Josiah pulled his Stetson down to shield his eyes from the sun and to avoid the gaze of any of the passersby, hoping to avoid any undue recognition, or nasty snickers. His tolerance for such things was still low after his outing with Pearl the day before.
It didn't take long to walk to the jail. It stood between Guadalupe and San Antonio streets and between West Third and West Fourth streetsâfour blocks off Congress Avenue.
Ask for directions from anyone, and you'd likely be told it was on the Old Courthouse block, since this was the second jail Austin had seen built since the city had come into existence. The first one had burned down in 1855.
The jail was two storeys tall, constructed of local brick, and could hold up to thirty-four prisoners, and also held a residence for the Travis County sheriff, Rory Farnsworth himself.
Two square turrets bounded the building, one on each side, and the jail was often called the “Black Hole of Calcutta,” like the dungeon in India where a hundred British prisoners died in one night several years before. That grisly tale had somehow made its way to Texas and settled as a moniker for the jail. Josiah didn't know why.
It looked like a fortress, a brooding gray building with water stains seeping downward from the roof that seemed like long, dried, black tears. There were no trees, no plants growing up and around the place. It looked like nothing could, or wanted to, live on the grounds.
As it sat in the shadow of the courthouse, a white stone building that gleamed in the spring sunlight, there was no questioning that the jail had been treated with neglect and disregard by those inside and out.
It was a dangerous place. More dangerous than any saloon on a Friday night. The reputation of prisoners walking into the Black Hole on their own two feet but leaving in a pine box was well earned and caused a great deal of worry for Josiah.
He was very aware of the hard life in the jail.
It had been his charge, well over a year ago, to bring in Juan Carlos, for a crime he committed in the name of saving a man's lifeâJosiah'sâand as a matter of fairness, when the time came to turn his head, Josiah had done so.
Juan Carlos escaped before entering the jail. The Mexican's only real crime had been the color of his skin and the accent on the end of his tongue. The sheriff in San Antonio had finally dropped those charges, at the strong urging of Captain McNelly, allowing Juan Carlos to come and go freely, though he still chose to lead a secretive life. The Mexican didn't trust the destruction of the writ, or the Anglos who put the pen to paper.
To further validate Josiah's dread of entering the jail, he found it odd that a kettle of turkey vultures were circling overhead. The birds surely smelled a chance to tear at the meat of something dead, or at least were encouraged by the opportunity of doing so relatively soon.
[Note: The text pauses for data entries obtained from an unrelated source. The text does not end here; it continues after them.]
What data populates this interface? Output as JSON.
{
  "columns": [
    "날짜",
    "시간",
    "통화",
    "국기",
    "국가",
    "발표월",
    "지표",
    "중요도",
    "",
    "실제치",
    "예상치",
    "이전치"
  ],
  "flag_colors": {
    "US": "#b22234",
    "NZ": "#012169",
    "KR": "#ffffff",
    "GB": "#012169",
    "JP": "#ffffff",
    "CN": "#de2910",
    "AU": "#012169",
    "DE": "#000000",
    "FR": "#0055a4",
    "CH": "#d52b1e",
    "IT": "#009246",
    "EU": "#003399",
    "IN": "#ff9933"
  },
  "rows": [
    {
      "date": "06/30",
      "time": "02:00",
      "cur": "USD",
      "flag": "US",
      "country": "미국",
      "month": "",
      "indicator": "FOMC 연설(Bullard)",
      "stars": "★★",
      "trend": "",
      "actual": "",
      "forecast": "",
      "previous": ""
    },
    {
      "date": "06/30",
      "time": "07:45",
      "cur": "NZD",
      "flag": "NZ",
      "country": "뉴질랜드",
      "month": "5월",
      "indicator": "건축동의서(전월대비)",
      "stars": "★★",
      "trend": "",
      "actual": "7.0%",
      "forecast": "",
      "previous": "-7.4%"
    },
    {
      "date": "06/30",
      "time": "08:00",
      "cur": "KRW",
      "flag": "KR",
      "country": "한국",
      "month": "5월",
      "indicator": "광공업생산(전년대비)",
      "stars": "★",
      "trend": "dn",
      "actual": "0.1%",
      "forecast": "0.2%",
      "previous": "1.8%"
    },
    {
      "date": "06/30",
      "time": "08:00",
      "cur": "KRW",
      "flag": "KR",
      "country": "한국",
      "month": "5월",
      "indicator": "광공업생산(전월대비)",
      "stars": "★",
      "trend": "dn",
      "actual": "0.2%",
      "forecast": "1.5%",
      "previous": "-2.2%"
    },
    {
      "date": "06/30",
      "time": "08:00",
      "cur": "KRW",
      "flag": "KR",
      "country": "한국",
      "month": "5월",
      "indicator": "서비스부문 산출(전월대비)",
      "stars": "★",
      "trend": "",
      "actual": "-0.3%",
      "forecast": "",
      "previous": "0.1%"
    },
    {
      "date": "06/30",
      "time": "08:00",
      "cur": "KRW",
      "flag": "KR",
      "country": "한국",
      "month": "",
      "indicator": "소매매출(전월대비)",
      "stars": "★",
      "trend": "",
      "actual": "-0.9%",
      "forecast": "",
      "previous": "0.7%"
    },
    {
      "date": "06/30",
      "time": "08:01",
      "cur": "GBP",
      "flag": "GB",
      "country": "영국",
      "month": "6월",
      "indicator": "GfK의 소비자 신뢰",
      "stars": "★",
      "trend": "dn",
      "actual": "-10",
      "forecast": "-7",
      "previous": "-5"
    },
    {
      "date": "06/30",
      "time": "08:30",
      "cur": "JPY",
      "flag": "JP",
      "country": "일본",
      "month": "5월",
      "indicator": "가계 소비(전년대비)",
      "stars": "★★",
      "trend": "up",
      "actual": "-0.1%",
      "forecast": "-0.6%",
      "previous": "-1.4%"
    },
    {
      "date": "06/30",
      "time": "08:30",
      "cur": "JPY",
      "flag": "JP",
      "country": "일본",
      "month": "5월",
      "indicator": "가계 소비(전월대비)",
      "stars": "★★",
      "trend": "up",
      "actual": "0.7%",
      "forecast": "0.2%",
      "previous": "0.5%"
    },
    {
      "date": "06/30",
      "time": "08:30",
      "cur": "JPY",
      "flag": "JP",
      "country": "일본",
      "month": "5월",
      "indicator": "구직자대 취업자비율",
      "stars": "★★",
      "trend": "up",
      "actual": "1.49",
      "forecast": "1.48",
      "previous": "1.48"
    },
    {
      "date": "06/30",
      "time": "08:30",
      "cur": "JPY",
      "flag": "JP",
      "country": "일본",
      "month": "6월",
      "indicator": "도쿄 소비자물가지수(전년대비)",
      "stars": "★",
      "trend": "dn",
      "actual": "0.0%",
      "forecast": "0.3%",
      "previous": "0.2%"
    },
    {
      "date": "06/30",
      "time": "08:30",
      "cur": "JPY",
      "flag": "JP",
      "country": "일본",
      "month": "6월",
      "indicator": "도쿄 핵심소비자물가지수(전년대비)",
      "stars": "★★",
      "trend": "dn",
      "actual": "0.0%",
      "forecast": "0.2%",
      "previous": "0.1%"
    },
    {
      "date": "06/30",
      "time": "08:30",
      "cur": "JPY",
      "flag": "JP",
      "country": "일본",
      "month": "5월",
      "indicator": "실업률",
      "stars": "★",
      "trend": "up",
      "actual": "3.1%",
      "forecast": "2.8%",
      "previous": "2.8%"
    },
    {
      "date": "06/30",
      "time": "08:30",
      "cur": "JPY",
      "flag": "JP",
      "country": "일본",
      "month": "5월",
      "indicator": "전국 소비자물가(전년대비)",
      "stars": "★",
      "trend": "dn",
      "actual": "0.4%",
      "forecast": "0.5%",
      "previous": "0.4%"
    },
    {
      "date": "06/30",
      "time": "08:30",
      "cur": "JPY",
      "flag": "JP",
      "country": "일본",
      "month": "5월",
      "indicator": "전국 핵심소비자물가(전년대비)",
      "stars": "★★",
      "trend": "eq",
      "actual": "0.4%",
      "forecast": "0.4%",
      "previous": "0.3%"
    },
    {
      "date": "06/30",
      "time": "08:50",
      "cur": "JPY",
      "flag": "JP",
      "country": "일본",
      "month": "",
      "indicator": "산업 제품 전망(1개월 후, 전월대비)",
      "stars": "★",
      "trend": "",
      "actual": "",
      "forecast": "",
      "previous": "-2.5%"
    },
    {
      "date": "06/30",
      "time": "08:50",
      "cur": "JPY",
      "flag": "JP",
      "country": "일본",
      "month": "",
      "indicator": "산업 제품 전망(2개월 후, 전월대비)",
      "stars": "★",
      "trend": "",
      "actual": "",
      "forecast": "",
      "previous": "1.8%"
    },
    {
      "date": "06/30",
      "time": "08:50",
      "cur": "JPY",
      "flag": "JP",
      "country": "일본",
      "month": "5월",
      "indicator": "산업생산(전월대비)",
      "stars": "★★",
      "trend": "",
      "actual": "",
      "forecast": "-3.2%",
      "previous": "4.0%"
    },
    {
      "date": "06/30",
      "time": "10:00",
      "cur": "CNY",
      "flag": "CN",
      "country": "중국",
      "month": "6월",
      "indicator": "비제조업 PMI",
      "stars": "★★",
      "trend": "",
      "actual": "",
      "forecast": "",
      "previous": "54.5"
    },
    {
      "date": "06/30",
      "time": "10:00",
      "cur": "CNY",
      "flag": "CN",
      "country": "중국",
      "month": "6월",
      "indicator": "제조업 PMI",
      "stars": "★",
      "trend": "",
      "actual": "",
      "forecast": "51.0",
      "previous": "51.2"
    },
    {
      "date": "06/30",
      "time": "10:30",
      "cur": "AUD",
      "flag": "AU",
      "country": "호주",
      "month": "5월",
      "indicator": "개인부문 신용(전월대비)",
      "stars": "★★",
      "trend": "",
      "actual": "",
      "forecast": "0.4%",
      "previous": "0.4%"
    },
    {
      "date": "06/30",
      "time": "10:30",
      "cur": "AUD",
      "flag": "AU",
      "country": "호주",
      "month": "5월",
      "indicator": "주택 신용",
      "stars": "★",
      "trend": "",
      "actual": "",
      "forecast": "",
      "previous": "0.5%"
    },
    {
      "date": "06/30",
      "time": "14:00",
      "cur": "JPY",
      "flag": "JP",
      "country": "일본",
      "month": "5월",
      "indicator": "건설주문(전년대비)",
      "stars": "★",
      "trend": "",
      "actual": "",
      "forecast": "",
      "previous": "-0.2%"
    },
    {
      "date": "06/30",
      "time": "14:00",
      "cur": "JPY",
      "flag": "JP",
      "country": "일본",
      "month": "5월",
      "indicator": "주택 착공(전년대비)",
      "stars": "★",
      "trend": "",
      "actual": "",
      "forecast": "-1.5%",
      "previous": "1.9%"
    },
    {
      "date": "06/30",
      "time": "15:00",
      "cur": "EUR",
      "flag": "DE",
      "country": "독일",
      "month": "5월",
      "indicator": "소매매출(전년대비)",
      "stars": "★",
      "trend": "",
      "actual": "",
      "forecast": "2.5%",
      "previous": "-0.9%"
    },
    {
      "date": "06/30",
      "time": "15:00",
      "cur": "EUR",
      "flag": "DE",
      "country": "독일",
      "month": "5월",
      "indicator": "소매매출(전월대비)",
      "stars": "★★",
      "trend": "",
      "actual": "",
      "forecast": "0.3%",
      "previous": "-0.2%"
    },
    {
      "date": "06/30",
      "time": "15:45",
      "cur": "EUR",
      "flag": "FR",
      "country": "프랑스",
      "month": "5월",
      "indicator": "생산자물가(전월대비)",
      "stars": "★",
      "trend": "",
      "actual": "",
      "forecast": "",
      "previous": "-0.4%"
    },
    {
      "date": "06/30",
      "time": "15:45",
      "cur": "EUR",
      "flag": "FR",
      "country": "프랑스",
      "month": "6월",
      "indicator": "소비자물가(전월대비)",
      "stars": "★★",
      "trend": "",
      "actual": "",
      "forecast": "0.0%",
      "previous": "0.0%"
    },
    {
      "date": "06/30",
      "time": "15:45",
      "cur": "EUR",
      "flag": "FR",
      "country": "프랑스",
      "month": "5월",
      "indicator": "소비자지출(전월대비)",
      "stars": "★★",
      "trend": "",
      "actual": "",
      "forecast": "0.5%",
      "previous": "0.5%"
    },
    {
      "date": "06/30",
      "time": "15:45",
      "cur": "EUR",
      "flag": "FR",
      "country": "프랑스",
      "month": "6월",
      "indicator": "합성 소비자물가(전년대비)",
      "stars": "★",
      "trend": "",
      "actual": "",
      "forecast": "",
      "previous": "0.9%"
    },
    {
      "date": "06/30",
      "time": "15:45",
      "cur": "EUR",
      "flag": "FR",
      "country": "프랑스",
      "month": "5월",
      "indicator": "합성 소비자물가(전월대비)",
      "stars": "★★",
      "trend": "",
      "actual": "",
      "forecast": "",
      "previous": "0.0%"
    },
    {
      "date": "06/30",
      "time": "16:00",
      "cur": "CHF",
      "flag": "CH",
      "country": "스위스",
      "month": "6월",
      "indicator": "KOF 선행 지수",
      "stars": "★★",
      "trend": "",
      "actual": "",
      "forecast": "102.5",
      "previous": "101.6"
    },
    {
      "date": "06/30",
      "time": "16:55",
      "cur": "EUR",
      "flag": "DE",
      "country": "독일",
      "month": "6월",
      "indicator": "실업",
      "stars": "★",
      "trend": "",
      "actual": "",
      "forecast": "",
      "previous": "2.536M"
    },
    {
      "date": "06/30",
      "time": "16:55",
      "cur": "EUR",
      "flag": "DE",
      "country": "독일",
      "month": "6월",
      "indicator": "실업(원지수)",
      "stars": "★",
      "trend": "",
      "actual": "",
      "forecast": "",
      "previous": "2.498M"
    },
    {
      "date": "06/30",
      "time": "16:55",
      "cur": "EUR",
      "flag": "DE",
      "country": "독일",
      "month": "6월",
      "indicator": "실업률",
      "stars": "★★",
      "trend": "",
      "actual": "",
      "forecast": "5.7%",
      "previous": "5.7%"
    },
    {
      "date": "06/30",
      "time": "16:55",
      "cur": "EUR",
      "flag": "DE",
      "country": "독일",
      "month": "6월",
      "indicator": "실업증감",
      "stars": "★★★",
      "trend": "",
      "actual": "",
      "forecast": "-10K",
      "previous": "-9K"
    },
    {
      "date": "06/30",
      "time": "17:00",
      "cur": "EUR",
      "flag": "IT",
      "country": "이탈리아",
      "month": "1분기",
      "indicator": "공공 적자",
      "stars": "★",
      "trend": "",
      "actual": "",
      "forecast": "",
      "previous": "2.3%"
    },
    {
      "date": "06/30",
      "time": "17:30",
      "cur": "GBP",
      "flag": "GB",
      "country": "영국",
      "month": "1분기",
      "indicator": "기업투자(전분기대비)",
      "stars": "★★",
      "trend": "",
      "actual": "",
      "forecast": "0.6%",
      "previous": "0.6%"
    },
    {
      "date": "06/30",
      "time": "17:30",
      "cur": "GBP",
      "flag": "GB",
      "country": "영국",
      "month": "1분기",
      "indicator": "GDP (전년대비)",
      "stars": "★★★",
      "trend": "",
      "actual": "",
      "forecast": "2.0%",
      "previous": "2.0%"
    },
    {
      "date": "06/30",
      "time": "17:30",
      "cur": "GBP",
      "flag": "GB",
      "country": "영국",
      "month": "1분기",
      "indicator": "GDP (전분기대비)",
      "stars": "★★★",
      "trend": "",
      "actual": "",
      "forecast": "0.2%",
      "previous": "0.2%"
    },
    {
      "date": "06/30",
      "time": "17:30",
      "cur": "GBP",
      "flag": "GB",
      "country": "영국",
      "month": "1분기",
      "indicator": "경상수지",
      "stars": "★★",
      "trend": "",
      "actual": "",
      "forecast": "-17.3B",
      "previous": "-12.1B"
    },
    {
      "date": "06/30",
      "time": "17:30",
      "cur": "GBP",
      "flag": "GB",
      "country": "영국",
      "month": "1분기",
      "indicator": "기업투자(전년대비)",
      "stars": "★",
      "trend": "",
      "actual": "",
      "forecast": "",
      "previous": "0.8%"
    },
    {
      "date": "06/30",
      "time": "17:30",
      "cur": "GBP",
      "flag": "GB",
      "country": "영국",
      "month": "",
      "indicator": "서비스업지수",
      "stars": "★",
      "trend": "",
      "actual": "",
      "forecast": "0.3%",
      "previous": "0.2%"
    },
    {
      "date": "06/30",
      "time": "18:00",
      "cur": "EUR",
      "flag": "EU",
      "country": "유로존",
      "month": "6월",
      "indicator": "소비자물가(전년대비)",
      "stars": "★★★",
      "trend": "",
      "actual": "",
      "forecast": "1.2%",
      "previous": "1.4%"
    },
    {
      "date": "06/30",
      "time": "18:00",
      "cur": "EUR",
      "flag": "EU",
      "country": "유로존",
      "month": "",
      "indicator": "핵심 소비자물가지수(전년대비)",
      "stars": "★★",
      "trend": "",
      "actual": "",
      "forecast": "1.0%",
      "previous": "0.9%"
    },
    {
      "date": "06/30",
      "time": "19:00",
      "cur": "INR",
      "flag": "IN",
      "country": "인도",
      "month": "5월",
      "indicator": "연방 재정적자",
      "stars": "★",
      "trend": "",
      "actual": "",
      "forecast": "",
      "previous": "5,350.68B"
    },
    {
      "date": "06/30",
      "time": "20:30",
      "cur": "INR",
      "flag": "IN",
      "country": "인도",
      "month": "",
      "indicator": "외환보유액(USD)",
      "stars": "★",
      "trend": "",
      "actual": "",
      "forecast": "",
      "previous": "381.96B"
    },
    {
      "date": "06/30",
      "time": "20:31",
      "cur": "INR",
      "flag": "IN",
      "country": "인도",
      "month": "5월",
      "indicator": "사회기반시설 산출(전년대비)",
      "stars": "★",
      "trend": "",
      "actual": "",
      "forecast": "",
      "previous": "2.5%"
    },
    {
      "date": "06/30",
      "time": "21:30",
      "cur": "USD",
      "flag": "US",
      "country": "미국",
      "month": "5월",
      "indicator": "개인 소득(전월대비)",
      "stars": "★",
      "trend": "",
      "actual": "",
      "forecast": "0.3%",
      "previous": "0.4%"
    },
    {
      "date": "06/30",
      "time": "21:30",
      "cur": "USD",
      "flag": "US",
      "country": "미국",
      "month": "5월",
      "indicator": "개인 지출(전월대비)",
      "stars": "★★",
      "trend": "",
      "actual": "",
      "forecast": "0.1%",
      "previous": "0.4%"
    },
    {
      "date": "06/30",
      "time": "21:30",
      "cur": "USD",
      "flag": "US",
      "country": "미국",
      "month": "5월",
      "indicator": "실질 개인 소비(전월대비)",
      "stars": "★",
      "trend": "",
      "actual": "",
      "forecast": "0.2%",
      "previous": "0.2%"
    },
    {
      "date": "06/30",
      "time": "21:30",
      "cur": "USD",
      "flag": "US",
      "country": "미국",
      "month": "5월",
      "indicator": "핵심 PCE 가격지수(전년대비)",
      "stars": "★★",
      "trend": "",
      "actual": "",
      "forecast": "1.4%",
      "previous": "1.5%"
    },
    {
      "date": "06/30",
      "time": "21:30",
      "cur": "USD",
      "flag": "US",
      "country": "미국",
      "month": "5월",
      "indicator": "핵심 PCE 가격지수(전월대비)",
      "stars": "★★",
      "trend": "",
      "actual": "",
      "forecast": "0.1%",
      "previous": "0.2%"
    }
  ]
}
The sight of the death eaters, with long, black, shadowy wings, slowed Josiah in his tracks, and he sure hoped he wasn't too late. He hoped Scrap Elliot hadn't already met his maker in the violent confines of the Black Hole, the Travis County jail.